Ghannam adds that Deira is particularly popular among executives and families due to the number of businesses and the retail offerings in the area, which include the Old Souq and Gold Souq.
''However, business and social factors are not the only influencers anymore,'' Ghannam says. ''An increasing number of tenants are making their ultimate decisions based on the amenities that accompany a property.''
Shaikh Zayed Road
Rents have been stable over this quarter, says Stevens, but they are approximately 21 per cent higher than last year and therefore tenants may witness more hikes.
Current rates in the area are Dh75,000-Dh85,000 for a studio, Dh100,000-Dh120,000 for a one-bedroom apartment, Dh125,000-Dh170,000 for a two-bedroom unit, and Dh160,000-Dh220,000 for a three-bedroom apartment.
Ghannam says new towers constantly being built along the highway contribute significantly to Dubai's unique skyline and real estate offerings. Shaikh Zayed Road has the Dubai Metro network and convenient access to the city's hotels, malls and business hubs, which makes it one of the most practical locations in the emirate.
''We receive enquiries for all kinds of properties — from studios to four bedroom apartments and even penthouses,'' says Ghannam. ''Properties here do not stay vacant for very long. Based on current trends, we envisage moderate gains in rental rates on Shaikh Zayed Road for the year ahead.''
Ghannam says, ''Rents in Jumeirah have increased by some 20-30 per cent this year, based on the Real Estate Regulatory Agency's Rental Increase Calculator. However, this figure can vary depending on the specification and facilities associated with a property. The area commands a premium and we expect year-on-year rental increases in Jumeirah.''
The anticipated growth for next year will be modest and not as aggressive as compared to last year or the first half of this year, says Ghannam.
''New projects in Jumeirah are limited and demand certainly outstrips the units available. For example, villas are very popular in this area but, unfortunately, availability is hard to come by. This is one of the driving factors associated with the premium rents commanded in the area.
''[Some] other contributing dynamics are Jumeirah's close proximity to schools and beaches, thereby making it a hot spot for families,'' she says.

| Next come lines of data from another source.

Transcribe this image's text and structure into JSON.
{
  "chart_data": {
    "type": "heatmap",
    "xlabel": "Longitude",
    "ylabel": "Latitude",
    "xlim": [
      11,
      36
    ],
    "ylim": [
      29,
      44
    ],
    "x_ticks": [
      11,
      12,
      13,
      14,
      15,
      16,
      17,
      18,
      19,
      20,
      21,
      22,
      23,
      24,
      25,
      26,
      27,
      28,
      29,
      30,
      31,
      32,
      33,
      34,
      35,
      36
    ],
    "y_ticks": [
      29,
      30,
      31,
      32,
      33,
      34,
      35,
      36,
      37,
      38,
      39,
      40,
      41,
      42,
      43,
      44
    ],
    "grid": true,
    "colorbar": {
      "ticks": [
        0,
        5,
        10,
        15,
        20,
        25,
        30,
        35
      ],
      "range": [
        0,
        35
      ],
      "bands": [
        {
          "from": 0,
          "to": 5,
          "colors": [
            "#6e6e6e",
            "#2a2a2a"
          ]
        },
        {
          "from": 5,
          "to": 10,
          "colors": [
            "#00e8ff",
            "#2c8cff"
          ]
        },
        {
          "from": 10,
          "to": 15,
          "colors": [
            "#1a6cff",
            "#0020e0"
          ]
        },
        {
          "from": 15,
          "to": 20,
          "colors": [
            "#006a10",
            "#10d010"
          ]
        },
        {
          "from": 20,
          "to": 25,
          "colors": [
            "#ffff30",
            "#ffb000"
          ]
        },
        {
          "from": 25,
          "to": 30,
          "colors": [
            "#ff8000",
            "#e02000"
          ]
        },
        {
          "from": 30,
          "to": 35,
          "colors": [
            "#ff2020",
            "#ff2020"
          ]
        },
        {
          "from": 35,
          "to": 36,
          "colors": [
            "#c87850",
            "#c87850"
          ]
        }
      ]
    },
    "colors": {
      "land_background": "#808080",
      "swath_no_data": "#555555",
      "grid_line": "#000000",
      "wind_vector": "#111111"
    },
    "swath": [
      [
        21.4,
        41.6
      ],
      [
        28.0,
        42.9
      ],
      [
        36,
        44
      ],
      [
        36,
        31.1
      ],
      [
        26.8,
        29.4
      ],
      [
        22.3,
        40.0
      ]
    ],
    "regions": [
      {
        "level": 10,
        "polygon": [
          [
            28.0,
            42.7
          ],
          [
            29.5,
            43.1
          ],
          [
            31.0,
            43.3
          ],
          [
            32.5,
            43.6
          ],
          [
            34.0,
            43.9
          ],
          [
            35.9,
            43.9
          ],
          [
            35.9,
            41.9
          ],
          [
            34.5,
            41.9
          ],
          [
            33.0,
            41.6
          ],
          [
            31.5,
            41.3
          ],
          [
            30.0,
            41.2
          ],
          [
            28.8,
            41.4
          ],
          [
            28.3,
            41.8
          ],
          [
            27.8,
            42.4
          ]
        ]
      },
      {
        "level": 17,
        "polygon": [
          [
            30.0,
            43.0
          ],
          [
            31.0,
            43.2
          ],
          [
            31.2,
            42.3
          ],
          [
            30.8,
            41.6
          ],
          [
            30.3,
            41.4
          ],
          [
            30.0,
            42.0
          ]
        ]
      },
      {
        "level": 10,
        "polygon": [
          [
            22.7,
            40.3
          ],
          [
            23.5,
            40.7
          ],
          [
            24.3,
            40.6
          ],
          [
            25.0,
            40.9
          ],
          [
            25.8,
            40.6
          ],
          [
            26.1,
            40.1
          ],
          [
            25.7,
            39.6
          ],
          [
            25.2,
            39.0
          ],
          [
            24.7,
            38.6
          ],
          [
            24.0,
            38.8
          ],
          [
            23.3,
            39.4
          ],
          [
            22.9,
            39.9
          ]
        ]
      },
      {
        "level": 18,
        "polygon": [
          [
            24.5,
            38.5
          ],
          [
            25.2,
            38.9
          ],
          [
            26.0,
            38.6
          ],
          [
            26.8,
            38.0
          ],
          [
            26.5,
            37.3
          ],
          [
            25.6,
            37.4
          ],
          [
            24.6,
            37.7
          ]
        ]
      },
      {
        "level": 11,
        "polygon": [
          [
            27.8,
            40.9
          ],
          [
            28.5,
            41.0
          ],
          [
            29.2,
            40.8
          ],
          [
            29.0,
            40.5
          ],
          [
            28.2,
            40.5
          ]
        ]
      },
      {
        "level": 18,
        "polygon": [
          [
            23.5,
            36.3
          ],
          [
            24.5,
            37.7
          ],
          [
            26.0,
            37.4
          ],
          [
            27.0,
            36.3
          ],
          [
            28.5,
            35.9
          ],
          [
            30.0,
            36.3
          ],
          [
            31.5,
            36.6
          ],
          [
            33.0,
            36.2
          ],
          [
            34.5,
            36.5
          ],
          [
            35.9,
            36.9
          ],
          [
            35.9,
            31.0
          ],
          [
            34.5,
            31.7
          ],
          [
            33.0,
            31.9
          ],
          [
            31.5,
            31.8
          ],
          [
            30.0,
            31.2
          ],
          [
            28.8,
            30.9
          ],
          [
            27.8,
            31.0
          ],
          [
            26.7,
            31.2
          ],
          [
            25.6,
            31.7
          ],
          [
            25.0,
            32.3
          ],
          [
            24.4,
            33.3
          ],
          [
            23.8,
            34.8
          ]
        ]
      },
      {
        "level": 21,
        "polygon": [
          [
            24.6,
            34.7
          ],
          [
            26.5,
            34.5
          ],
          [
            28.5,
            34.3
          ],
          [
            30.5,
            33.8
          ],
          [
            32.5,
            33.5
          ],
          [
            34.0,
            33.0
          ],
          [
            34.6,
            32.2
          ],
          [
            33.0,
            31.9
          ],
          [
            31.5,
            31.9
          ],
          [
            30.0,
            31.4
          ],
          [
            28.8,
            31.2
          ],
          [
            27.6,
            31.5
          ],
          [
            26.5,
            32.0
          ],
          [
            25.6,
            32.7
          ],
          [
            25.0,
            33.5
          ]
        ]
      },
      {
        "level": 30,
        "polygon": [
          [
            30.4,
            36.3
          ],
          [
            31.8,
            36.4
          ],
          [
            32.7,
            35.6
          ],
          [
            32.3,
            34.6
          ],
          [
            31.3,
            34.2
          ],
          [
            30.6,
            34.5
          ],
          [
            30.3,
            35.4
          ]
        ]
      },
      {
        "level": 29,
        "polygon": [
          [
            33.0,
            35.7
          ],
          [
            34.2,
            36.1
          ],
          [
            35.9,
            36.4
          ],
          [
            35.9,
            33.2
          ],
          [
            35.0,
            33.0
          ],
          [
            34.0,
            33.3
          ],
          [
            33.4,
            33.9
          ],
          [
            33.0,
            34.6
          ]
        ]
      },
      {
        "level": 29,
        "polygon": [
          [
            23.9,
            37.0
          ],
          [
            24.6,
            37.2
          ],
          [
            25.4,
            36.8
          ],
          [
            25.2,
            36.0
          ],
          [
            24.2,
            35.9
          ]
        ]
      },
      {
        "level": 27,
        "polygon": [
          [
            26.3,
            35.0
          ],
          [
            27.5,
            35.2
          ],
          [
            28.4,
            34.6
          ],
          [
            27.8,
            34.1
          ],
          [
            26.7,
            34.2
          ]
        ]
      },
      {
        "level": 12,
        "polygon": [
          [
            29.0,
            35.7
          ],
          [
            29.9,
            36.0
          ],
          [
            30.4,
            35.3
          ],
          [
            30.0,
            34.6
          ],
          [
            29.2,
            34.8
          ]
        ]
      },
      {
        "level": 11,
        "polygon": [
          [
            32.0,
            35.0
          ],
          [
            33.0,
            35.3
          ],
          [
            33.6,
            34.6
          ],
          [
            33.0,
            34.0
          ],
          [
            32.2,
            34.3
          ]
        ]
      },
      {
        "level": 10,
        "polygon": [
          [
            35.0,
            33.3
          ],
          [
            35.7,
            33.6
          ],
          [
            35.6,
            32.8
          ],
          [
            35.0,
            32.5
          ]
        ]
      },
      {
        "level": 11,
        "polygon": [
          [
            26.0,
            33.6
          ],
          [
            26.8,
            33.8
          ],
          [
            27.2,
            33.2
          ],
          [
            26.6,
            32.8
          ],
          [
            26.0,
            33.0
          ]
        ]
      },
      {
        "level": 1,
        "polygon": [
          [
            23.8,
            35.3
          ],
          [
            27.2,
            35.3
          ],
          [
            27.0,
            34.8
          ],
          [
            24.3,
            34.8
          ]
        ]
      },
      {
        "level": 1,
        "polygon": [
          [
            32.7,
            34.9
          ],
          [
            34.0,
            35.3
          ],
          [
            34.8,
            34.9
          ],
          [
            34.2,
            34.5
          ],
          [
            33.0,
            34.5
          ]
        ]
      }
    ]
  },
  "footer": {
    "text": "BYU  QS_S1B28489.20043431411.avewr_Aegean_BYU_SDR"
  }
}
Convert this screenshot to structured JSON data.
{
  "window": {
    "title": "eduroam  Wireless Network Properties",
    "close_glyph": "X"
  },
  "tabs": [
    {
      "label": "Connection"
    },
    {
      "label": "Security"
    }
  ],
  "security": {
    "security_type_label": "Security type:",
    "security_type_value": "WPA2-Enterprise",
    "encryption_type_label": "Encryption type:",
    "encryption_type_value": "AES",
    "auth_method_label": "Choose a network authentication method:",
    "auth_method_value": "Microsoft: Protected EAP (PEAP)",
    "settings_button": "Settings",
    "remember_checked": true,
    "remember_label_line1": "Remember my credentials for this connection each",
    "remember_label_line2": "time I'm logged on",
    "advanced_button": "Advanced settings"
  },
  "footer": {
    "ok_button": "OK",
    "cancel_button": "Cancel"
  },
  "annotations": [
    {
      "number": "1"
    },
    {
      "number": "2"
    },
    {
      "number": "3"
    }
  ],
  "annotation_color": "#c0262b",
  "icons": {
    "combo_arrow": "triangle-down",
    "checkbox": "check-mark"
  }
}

In comparison with traditional leasehold areas in Dubai such as Deira and Bur Dubai, New Dubai has seen and will continue to see substantial additions in supply, implying pressure on rents is likely to be witnessed over the next few quarters, says Stevens.
Source: Hina Navin, Special to Property Weekly